The Anonymous Widower

The Case For Okehampton Reopening

The title of this post in the same as that of an article by Jim Steer, in Issue 871 of Rail Magazine.

The article talks about the need to safeguard the rail route to the far South West of England and describes in detail, the problems of the current route, how it can be improved, so it is less likely to disruption and the problems of reopening the old London and South Western Railway route through Okehampton and Tavistock to Plymouth.

This is a quote, shown in bold in the article.

Politicians are coming round to the idea that more needs to be done to ensure the resilience of the South West’s rail services.

Reasons given for creating the Okehampton route include.

  • Creation of a second route between the Far South West and Exeter.
  • Housing in Okehampton and Tavistock.
  • Creation of a route for freight trains to the Far South West.
  • The route would serve one of the least accessible parts of England.
  • Create better access to Exeter and Plymouth for both educational and job opportunities.

But improving the rail links to the Far South West won’t come cheap and costs in the order of a billion pounds are mentioned.

The biggest problem if the Okehampton route is to be reopened, is probably the Meldon Viaduct, which is between Okehampton and Tavistock stations.

Conclusion

Costs may be high, but if climate change or the weather should make the Dawlish route unuseable, can we really cut Plymouth and Cornwall off from the rest of England?

Network Rail are stated to have developed a plan to improve the Dawlish route, but surely, as that could be destroyed as it was in 2014, now is the time to get some of our finest engineers to create a workable plan for the Okehampton route.

Perhaps Lord Foster or another architect or structural engineer, has an idea that could create a replacement Meldon Viaduct.

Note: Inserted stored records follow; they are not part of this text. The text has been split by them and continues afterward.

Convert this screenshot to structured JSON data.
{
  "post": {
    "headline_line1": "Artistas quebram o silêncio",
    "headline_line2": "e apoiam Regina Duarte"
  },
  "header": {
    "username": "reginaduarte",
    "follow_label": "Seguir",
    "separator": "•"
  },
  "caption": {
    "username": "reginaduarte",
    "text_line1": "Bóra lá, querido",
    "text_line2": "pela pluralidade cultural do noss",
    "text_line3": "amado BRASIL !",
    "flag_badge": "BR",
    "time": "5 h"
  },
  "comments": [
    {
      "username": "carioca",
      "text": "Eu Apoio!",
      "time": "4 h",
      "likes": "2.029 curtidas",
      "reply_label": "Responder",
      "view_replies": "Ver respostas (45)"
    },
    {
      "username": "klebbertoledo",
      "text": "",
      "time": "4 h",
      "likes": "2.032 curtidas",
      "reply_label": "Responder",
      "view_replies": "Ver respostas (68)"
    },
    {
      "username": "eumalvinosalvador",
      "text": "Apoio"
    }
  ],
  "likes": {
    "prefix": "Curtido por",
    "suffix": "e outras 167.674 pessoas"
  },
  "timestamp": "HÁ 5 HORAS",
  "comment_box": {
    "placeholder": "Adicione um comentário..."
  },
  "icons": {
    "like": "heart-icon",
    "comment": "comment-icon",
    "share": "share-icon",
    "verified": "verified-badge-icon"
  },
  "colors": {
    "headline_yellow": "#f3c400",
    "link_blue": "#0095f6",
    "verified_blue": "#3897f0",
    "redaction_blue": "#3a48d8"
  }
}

This could be key to an affordable Okehampton route.

February 1, 2019 Posted by | Transport | , , , | Leave a comment

The Railway At Dawlish Is In Trouble Again

This report on the Guardian is entitled Waves Batter Railway Line At Dawlish Station As Storm Emma Hits UK. It has a video, which shows the ferocity of the storm.

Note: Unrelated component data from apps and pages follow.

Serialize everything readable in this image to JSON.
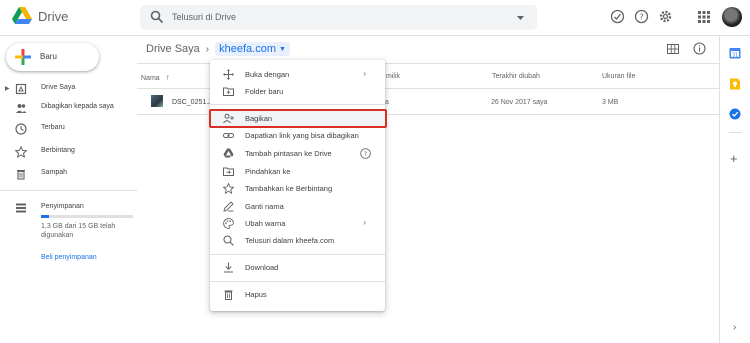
{
  "header": {
    "app_title": "Drive",
    "search_placeholder": "Telusuri di Drive",
    "icons": [
      "drive-logo-icon",
      "search-icon",
      "search-options-icon",
      "support-status-icon",
      "help-icon",
      "settings-icon",
      "apps-icon",
      "avatar"
    ]
  },
  "sidebar": {
    "new_label": "Baru",
    "items": [
      {
        "label": "Drive Saya",
        "icon": "my-drive-icon"
      },
      {
        "label": "Dibagikan kepada saya",
        "icon": "shared-icon"
      },
      {
        "label": "Terbaru",
        "icon": "recent-icon"
      },
      {
        "label": "Berbintang",
        "icon": "star-icon"
      },
      {
        "label": "Sampah",
        "icon": "trash-icon"
      }
    ],
    "storage": {
      "label": "Penyimpanan",
      "text": "1,3 GB dari 15 GB telah digunakan",
      "used_fraction": 0.087,
      "buy_link": "Beli penyimpanan"
    }
  },
  "main": {
    "breadcrumb": {
      "root": "Drive Saya",
      "current": "kheefa.com"
    },
    "columns": {
      "name": "Nama",
      "owner_partial": "milik",
      "modified": "Terakhir diubah",
      "size": "Ukuran file"
    },
    "rows": [
      {
        "name": "DSC_0251.J",
        "owner_partial": "a",
        "modified": "26 Nov 2017",
        "modified_by": "saya",
        "size": "3 MB"
      }
    ]
  },
  "menu": {
    "items": [
      {
        "label": "Buka dengan",
        "icon": "open-with-icon",
        "submenu": true
      },
      {
        "label": "Folder baru",
        "icon": "new-folder-icon"
      },
      {
        "label": "Bagikan",
        "icon": "share-icon",
        "highlighted": true
      },
      {
        "label": "Dapatkan link yang bisa dibagikan",
        "icon": "link-icon"
      },
      {
        "label": "Tambah pintasan ke Drive",
        "icon": "add-shortcut-icon",
        "help": true
      },
      {
        "label": "Pindahkan ke",
        "icon": "move-icon"
      },
      {
        "label": "Tambahkan ke Berbintang",
        "icon": "star-icon"
      },
      {
        "label": "Ganti nama",
        "icon": "rename-icon"
      },
      {
        "label": "Ubah warna",
        "icon": "palette-icon",
        "submenu": true
      },
      {
        "label": "Telusuri dalam kheefa.com",
        "icon": "search-icon"
      },
      {
        "label": "Download",
        "icon": "download-icon"
      },
      {
        "label": "Hapus",
        "icon": "trash-icon"
      }
    ],
    "highlight_color": "#d93025"
  },
  "right_panel": {
    "icons": [
      "calendar-icon",
      "keep-icon",
      "tasks-icon",
      "add-addon-icon",
      "expand-panel-icon"
    ]
  },
  "colors": {
    "accent": "#1a73e8",
    "drive_green": "#0f9d58",
    "drive_yellow": "#f4b400",
    "drive_blue": "#4285f4"
  }
}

But at least things seem to be happening to create an alternative route, when Emma and her friends are causing trouble!

This article in the Tavistock Times Gazette is entitled Okehampton Rail News Welcomed Across The Region.

This is the first paragraph.

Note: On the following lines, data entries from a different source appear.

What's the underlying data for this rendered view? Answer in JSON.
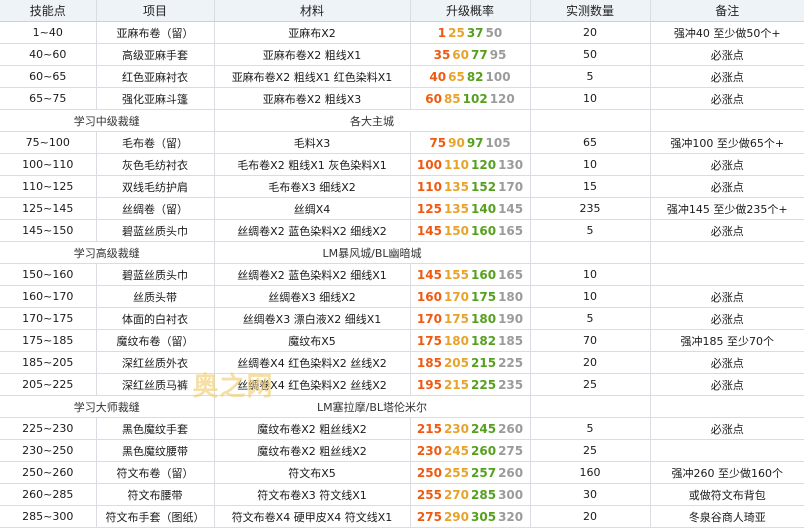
{
  "headers": [
    "技能点",
    "项目",
    "材料",
    "升级概率",
    "实测数量",
    "备注"
  ],
  "colors": {
    "p1": "#ee5a12",
    "p2": "#e7a32a",
    "p3": "#56a01f",
    "p4": "#9b9b9b"
  },
  "watermark": "奥之网",
  "rows": [
    {
      "type": "data",
      "skill": "1~40",
      "item": "亚麻布卷（留）",
      "materials": "亚麻布X2",
      "prob": [
        "1",
        "25",
        "37",
        "50"
      ],
      "count": "20",
      "note": "强冲40 至少做50个+"
    },
    {
      "type": "data",
      "skill": "40~60",
      "item": "高级亚麻手套",
      "materials": "亚麻布卷X2 粗线X1",
      "prob": [
        "35",
        "60",
        "77",
        "95"
      ],
      "count": "50",
      "note": "必涨点"
    },
    {
      "type": "data",
      "skill": "60~65",
      "item": "红色亚麻衬衣",
      "materials": "亚麻布卷X2 粗线X1 红色染料X1",
      "prob": [
        "40",
        "65",
        "82",
        "100"
      ],
      "count": "5",
      "note": "必涨点"
    },
    {
      "type": "data",
      "skill": "65~75",
      "item": "强化亚麻斗篷",
      "materials": "亚麻布卷X2 粗线X3",
      "prob": [
        "60",
        "85",
        "102",
        "120"
      ],
      "count": "10",
      "note": "必涨点"
    },
    {
      "type": "section",
      "skill": "学习中级裁缝",
      "materials": "各大主城"
    },
    {
      "type": "data",
      "skill": "75~100",
      "item": "毛布卷（留）",
      "materials": "毛料X3",
      "prob": [
        "75",
        "90",
        "97",
        "105"
      ],
      "count": "65",
      "note": "强冲100 至少做65个+"
    },
    {
      "type": "data",
      "skill": "100~110",
      "item": "灰色毛纺衬衣",
      "materials": "毛布卷X2 粗线X1 灰色染料X1",
      "prob": [
        "100",
        "110",
        "120",
        "130"
      ],
      "count": "10",
      "note": "必涨点"
    },
    {
      "type": "data",
      "skill": "110~125",
      "item": "双线毛纺护肩",
      "materials": "毛布卷X3 细线X2",
      "prob": [
        "110",
        "135",
        "152",
        "170"
      ],
      "count": "15",
      "note": "必涨点"
    },
    {
      "type": "data",
      "skill": "125~145",
      "item": "丝绸卷（留）",
      "materials": "丝绸X4",
      "prob": [
        "125",
        "135",
        "140",
        "145"
      ],
      "count": "235",
      "note": "强冲145 至少做235个+"
    },
    {
      "type": "data",
      "skill": "145~150",
      "item": "碧蓝丝质头巾",
      "materials": "丝绸卷X2 蓝色染料X2 细线X2",
      "prob": [
        "145",
        "150",
        "160",
        "165"
      ],
      "count": "5",
      "note": "必涨点"
    },
    {
      "type": "section",
      "skill": "学习高级裁缝",
      "materials": "LM暴风城/BL幽暗城"
    },
    {
      "type": "data",
      "skill": "150~160",
      "item": "碧蓝丝质头巾",
      "materials": "丝绸卷X2 蓝色染料X2 细线X1",
      "prob": [
        "145",
        "155",
        "160",
        "165"
      ],
      "count": "10",
      "note": ""
    },
    {
      "type": "data",
      "skill": "160~170",
      "item": "丝质头带",
      "materials": "丝绸卷X3 细线X2",
      "prob": [
        "160",
        "170",
        "175",
        "180"
      ],
      "count": "10",
      "note": "必涨点"
    },
    {
      "type": "data",
      "skill": "170~175",
      "item": "体面的白衬衣",
      "materials": "丝绸卷X3 漂白液X2 细线X1",
      "prob": [
        "170",
        "175",
        "180",
        "190"
      ],
      "count": "5",
      "note": "必涨点"
    },
    {
      "type": "data",
      "skill": "175~185",
      "item": "魔纹布卷（留）",
      "materials": "魔纹布X5",
      "prob": [
        "175",
        "180",
        "182",
        "185"
      ],
      "count": "70",
      "note": "强冲185 至少70个"
    },
    {
      "type": "data",
      "skill": "185~205",
      "item": "深红丝质外衣",
      "materials": "丝绸卷X4 红色染料X2 丝线X2",
      "prob": [
        "185",
        "205",
        "215",
        "225"
      ],
      "count": "20",
      "note": "必涨点"
    },
    {
      "type": "data",
      "skill": "205~225",
      "item": "深红丝质马裤",
      "materials": "丝绸卷X4 红色染料X2 丝线X2",
      "prob": [
        "195",
        "215",
        "225",
        "235"
      ],
      "count": "25",
      "note": "必涨点"
    },
    {
      "type": "section",
      "skill": "学习大师裁缝",
      "materials": "LM塞拉摩/BL塔伦米尔"
    },
    {
      "type": "data",
      "skill": "225~230",
      "item": "黑色魔纹手套",
      "materials": "魔纹布卷X2 粗丝线X2",
      "prob": [
        "215",
        "230",
        "245",
        "260"
      ],
      "count": "5",
      "note": "必涨点"
    },
    {
      "type": "data",
      "skill": "230~250",
      "item": "黑色魔纹腰带",
      "materials": "魔纹布卷X2 粗丝线X2",
      "prob": [
        "230",
        "245",
        "260",
        "275"
      ],
      "count": "25",
      "note": ""
    },
    {
      "type": "data",
      "skill": "250~260",
      "item": "符文布卷（留）",
      "materials": "符文布X5",
      "prob": [
        "250",
        "255",
        "257",
        "260"
      ],
      "count": "160",
      "note": "强冲260 至少做160个"
    },
    {
      "type": "data",
      "skill": "260~285",
      "item": "符文布腰带",
      "materials": "符文布卷X3 符文线X1",
      "prob": [
        "255",
        "270",
        "285",
        "300"
      ],
      "count": "30",
      "note": "或做符文布背包"
    },
    {
      "type": "data",
      "skill": "285~300",
      "item": "符文布手套（图纸）",
      "materials": "符文布卷X4 硬甲皮X4 符文线X1",
      "prob": [
        "275",
        "290",
        "305",
        "320"
      ],
      "count": "20",
      "note": "冬泉谷商人琦亚"
    }
  ]
}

The news that the Government is creating a plan to bring an all-week, all year train service to Okehampton has been welcomed by MPs — including those for Okehampton and Tavistock — and county councillors from across the area.

The article goes on to say that the Transport Secretary; Chris Grayling, has instructed Great Western Railway to produce a creditable plan for an all-week, all-year train service between Exeter and Okehampton.

It is not a complete railway line to Plymouth and Cornwall avoiding Dawlish, but surely, it will help get rail passengers round a blockage, perhaps by using coaches along the A38 between Bodmin Parkway and Okehampton stations.

I suspect that part of the GWR plan will be to be able to get a trusty short-formation InterCity 125 between Exeter and Okehampton in all but the worst weather.

I suspect too, that GWR and their drivers and other staff, know the limitations of InterCity 125s by now, when it comes to getting services through Dawlish in atrocious weather.

The BBC has this video of the last train going through before the line through Dawlish was closed in 2014.

March 4, 2018 Posted by | Transport | , , , , , | Leave a comment